I am pointing this out as a way of saying even in our world, the inner self cannot help bearing witness to the truth. It is very hard to be a secularist; you are talking and living against the grain of reality. Words like closure seem to avoid a problem but instead, their very peculiarity bears witness to your inner conviction that there are such things as right and wrong, justice and injustice, fault and forgiveness.
I am arguing that common language and expressions point beyond themselves to a reality of God-given standards to which we are accountable. It is, perhaps, an easier path to examine the phrase “it’s not fair,” a short sentence readily found even on the lips of two-year-olds.
When the parent gives a larger helping to one child, the eagle eyes of aggrieved justice notice at once and the cry goes up:
“It’s not fair!”
This demand for justice and equal treatment can only be met by instant redress, or by a relevant explanation as to why the other child is favoured. It would be sufficient to say, “but I gave you your chocolate five minutes ago when Jack was not here,” for example. Then, the infant might still complain, but even a two-year-old knows when the case is lost.
Yet what we cannot easily say is this: “in my world, where right and wrong accords with my own opinion, I wish to favour Jack – and I do.” For even parents have to submit to a higher law, and children can appeal to that law over their (parents’) heads. But whose law is that? Where does it come from? Why do we acquiesce to it?
A Judge-Shaped Gap
I do not doubt that there are different answers to these questions. But the questions need to be discussed, and the Christian answer given. We would want to say that it is the absence of a concept of divine justice which forces people to say something as anodyne as “the family has achieved closure.” And yet, paradoxically, the phrase itself is pointing to the gap where divine justice stands, a gap where one day all fairness will be done.
Perhaps the day will come when the TV reporter will say, “Human justice has been done; divine justice will be done; may the family find some closure in that.”
In the meantime, as Bible people, we can point to the gap and the only thing that can fill it: “You want justice? Have no fear, one day perfect justice will be done and all will be put to rights.”

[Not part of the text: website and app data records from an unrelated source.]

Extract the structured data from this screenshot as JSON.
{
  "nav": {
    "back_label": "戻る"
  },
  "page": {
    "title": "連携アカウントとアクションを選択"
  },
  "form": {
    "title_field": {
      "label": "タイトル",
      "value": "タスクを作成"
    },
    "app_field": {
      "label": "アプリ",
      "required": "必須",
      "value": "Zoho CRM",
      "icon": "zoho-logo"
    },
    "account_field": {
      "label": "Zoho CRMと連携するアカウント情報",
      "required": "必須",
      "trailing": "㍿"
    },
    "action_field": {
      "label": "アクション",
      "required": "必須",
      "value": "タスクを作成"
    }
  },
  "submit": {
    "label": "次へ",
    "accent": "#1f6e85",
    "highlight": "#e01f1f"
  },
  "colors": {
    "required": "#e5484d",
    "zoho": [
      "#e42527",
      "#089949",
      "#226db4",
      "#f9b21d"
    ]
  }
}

But then perhaps it is precisely the fear of that which makes us think that closure is possible in this life.
Photo: Jason Morrison, freeimages.com